Roxanne Varza: Currently, when you click to view a product, we show up to two similar products by the same brand or merchant. We definitely plan to enhance this type of functionality though not in the immediate future.
Content Ping: Let’s talk about content merchandising. How do you view the relationship between visual content and written product descriptions?
“We definitely rely a lot on the visual because Shopcade is a visual and social discovery tool. But naturally we are leveraging elements from the product description as well.
Roxanne Varza: We definitely rely a lot on the visual because Shopcade is a visual and social discovery tool. But naturally we are leveraging elements from the product description as well. For example, brand, color, and price are always going to be very important, even in the early discovery stages.
When somebody is interested in purchasing a product via Shopcade, we redirect them to the merchant’s website. Right now, we have over 70 million different products on the site from 260 merchants. On Shopcade, we provide the essentials–like brand, product name, color, and price. Naturally, making a purchase requires a certain amount of trust and users should be able to get all the info they need on the product before they purchase. Therefore, users can find additional info like size, availability, and colors on the merchant website before purchasing.
Content Ping: But are we entering an era where product information is unnecessary?
Roxanne Varza: There are probably very few brands or products where this may be the case.
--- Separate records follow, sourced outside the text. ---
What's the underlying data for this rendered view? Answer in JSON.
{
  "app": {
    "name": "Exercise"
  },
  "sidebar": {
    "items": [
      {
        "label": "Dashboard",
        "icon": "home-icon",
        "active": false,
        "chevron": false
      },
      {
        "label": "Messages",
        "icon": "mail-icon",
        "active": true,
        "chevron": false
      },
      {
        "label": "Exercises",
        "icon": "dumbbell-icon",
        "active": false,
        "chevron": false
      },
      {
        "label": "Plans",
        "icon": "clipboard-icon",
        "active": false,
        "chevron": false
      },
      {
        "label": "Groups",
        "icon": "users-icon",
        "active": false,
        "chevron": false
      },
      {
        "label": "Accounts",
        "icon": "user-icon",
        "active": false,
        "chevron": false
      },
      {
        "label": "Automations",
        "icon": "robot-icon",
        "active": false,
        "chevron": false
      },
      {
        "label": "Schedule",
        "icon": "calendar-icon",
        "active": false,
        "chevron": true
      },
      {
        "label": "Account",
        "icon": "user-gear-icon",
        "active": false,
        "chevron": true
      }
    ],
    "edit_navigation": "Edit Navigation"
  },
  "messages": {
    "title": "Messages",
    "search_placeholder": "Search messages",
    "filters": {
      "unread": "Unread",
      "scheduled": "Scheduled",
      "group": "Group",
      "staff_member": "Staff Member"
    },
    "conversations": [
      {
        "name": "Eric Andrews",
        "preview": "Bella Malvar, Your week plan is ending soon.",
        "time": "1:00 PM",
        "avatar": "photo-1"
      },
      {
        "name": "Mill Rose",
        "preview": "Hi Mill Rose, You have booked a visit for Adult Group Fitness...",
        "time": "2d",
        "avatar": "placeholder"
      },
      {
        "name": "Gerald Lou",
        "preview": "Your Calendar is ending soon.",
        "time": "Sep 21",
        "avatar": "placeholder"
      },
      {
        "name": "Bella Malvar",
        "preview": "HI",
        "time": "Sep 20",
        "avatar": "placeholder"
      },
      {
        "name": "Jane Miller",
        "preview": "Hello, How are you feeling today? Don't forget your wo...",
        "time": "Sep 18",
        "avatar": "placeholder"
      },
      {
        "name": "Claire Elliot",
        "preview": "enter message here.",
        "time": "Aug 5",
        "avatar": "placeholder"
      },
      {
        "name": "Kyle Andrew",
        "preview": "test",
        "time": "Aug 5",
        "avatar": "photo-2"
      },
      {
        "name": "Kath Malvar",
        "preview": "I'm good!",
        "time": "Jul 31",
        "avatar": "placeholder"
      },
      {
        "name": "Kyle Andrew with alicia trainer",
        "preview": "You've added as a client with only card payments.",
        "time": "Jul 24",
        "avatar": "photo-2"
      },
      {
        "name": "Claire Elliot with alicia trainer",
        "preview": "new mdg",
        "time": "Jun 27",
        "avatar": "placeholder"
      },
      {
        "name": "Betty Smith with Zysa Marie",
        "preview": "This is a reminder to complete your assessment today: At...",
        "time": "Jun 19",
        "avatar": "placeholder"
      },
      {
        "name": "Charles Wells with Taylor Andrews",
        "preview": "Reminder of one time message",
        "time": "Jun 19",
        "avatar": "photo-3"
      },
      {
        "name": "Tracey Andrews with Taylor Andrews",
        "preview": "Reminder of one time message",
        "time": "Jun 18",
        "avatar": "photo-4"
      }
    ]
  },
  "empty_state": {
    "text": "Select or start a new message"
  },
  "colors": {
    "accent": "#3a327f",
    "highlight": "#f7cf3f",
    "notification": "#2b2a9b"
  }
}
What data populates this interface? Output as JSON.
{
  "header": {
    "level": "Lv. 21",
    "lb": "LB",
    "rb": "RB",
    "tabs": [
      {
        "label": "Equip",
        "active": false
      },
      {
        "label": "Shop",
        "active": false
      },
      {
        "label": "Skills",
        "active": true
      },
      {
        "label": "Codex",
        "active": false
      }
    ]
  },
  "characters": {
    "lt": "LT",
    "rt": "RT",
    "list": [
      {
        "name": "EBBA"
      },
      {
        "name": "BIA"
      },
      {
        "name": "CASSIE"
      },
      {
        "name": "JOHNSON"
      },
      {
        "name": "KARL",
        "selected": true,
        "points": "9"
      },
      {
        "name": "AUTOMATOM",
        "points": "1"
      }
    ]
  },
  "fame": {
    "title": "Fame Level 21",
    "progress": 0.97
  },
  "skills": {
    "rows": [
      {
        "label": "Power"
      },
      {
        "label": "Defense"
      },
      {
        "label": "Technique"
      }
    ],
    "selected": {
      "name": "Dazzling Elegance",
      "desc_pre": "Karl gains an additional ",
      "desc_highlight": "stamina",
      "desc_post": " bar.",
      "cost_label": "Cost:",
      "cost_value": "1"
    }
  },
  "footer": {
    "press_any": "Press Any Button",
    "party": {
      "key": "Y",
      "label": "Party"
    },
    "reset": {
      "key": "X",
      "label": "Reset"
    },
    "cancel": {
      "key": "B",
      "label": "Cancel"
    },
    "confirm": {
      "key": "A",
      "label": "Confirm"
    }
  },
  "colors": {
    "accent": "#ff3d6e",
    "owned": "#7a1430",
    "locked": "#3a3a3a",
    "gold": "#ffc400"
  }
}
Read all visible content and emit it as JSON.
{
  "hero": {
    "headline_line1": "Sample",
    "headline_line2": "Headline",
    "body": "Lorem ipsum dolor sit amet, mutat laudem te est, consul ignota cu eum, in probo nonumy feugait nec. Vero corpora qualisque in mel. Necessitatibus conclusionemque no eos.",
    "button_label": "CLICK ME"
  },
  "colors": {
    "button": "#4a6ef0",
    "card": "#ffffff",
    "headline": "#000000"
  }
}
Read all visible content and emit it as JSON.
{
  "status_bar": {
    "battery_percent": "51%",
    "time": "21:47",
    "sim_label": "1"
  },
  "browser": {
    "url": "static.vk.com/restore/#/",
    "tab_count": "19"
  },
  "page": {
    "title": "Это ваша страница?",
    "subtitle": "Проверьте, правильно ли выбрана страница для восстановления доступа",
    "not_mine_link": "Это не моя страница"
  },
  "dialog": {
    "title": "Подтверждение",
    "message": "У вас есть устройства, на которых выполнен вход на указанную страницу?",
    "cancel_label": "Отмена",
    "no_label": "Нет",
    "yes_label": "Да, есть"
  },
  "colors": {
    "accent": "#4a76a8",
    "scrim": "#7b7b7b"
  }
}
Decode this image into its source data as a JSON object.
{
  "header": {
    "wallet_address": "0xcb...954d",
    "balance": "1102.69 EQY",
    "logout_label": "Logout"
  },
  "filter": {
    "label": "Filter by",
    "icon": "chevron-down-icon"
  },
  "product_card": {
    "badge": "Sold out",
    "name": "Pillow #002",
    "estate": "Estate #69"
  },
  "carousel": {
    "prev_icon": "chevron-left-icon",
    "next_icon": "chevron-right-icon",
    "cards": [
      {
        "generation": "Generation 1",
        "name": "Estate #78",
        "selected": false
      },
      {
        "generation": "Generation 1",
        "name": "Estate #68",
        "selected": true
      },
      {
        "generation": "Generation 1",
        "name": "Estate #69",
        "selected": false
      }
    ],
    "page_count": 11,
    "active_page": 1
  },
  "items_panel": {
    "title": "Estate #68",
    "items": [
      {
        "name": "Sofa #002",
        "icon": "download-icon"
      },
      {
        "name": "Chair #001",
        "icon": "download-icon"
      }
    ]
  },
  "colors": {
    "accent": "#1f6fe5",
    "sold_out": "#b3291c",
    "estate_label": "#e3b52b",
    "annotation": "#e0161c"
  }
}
For example, in the gadget space, if you were buying an Apple iPhone and already knew everything about it, you would just need a brand, make, and price. Or if you are talking about something that’s a lower price point where color and size may not matter as much (like Adidas socks), you wouldn’t need to know as much about the fit. But otherwise, for the majority of the products on Shopcade, the product description does make a huge difference for online shoppers.
Our founder [Nathalie Gaveau] has an extensive e-commerce background. She is one of the co-founders of PriceMinister, the French competitor to eBay, which was later acquired by Rakuten. When she set out to launch Shopcade, she set out to build the product catalog quickly and efficiently, which is why we are more focused on partnering with merchants at this stage.
At the end of the day, the purchase is made through the merchants. We’re helping people decide what to buy and where to buy it, but we don’t need to have everything in stock and mail it out.
“A lot of brands are still exploring social media and trying to understand how they can convert social engagement into transactions … We’re hoping that people will see Shopcade as the place to go to find and share great products with friends.
Content Ping: I’d read that Shopcade has plans to give brands a bigger chance to become involved with merchandising their own products. How will that work?
Roxanne Varza: We do plan to launch some features that will be giving brands more control within the application, but I can’t give too much more information until they go live later this fall.
I can say that I think a lot of brands are still exploring social media and trying to understand how they can convert social engagement into transactions. As a result, the merchants that we work with are really interested in understanding more about our user base and about how our users are interacting with their products.
There have been a lot of people saying that Facebook isn’t a good place for social commerce because it’s “not a mall” but rather a place where people go to converse with their friends. We’re hoping that people will see Shopcade as the place to go to find and share great products with friends.
Roxanne is currently the Communications Director at Shopcade.com. Prior to Shopcade, she was the Editor of TechCrunch France. She is also the co-founder of Girls in Tech in London and Paris and the co-organizer of the FailCon Paris conference. Originally from Silicon Valley, she is trilingual, an epilepsy advocate, and holds degrees from UCLA, Sciences Po Paris, and the London School of Economics.
Roxanne’s blog TechBaguette follows innovation in France and Europe.